The coffered ceiling in The Blue Cabinet was gilded following Hereditary Prince Frederik’s assumption of the palace. Nicolai Abildgaard’s ceiling decoration has been recreated on the basis of archaeological studies of the colours.
The Blue Chamber
The room was originally furnished for Hereditary Prince Frederik’s wife Hereditary Princess Sophie Frederikke. She died soon after the assumption of the palace, however, and thus had no pleasure from it. The painting on the wall is Abildgaard’s own work. It bears a resemblance to an illustration in James Cook’s book ‘A Voyage to the Pacific Ocean’ and represents dancing women from Tahiti. The Blue Cabinet also has a trompe-l’oeil ceiling. Next room->
Dance Scene from Tahiti
Painted by Nicolai Abildgaard, who led the renovation of the palace after the royal assumption of it. An almost identical motif is to be found in the English explorer James Cook’s travel journal, “A Voyage to the Pacific Ocean” from 1768-71, which inspired Abildgaard to paint this dance scene.

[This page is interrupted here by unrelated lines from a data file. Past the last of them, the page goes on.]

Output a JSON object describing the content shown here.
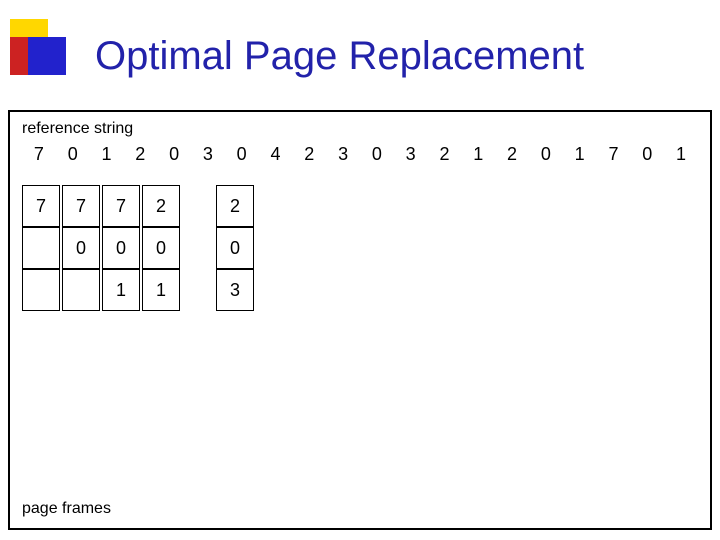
{
  "header": {
    "title": "Optimal Page Replacement"
  },
  "content": {
    "reference_string_label": "reference string",
    "page_frames_label": "page frames",
    "reference_numbers": [
      "7",
      "0",
      "1",
      "2",
      "0",
      "3",
      "0",
      "4",
      "2",
      "3",
      "0",
      "3",
      "2",
      "1",
      "2",
      "0",
      "1",
      "7",
      "0",
      "1"
    ],
    "frame_columns": [
      {
        "cells": [
          "7",
          "",
          ""
        ],
        "show": true
      },
      {
        "cells": [
          "7",
          "0",
          ""
        ],
        "show": true
      },
      {
        "cells": [
          "7",
          "0",
          "1"
        ],
        "show": true
      },
      {
        "cells": [
          "2",
          "0",
          "1"
        ],
        "show": true
      },
      {
        "cells": [
          "",
          "",
          ""
        ],
        "show": false
      },
      {
        "cells": [
          "2",
          "0",
          "3"
        ],
        "show": true
      },
      {
        "cells": [
          "",
          "",
          ""
        ],
        "show": false
      },
      {
        "cells": [
          "",
          "",
          ""
        ],
        "show": false
      },
      {
        "cells": [
          "",
          "",
          ""
        ],
        "show": false
      },
      {
        "cells": [
          "",
          "",
          ""
        ],
        "show": false
      },
      {
        "cells": [
          "",
          "",
          ""
        ],
        "show": false
      },
      {
        "cells": [
          "",
          "",
          ""
        ],
        "show": false
      },
      {
        "cells": [
          "",
          "",
          ""
        ],
        "show": false
      },
      {
        "cells": [
          "",
          "",
          ""
        ],
        "show": false
      },
      {
        "cells": [
          "",
          "",
          ""
        ],
        "show": false
      },
      {
        "cells": [
          "",
          "",
          ""
        ],
        "show": false
      },
      {
        "cells": [
          "",
          "",
          ""
        ],
        "show": false
      },
      {
        "cells": [
          "",
          "",
          ""
        ],
        "show": false
      },
      {
        "cells": [
          "",
          "",
          ""
        ],
        "show": false
      },
      {
        "cells": [
          "",
          "",
          ""
        ],
        "show": false
      }
    ]
  }
}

Motifs from the great voyages of discovery were a popular form of decoration at the end of the 18th Century.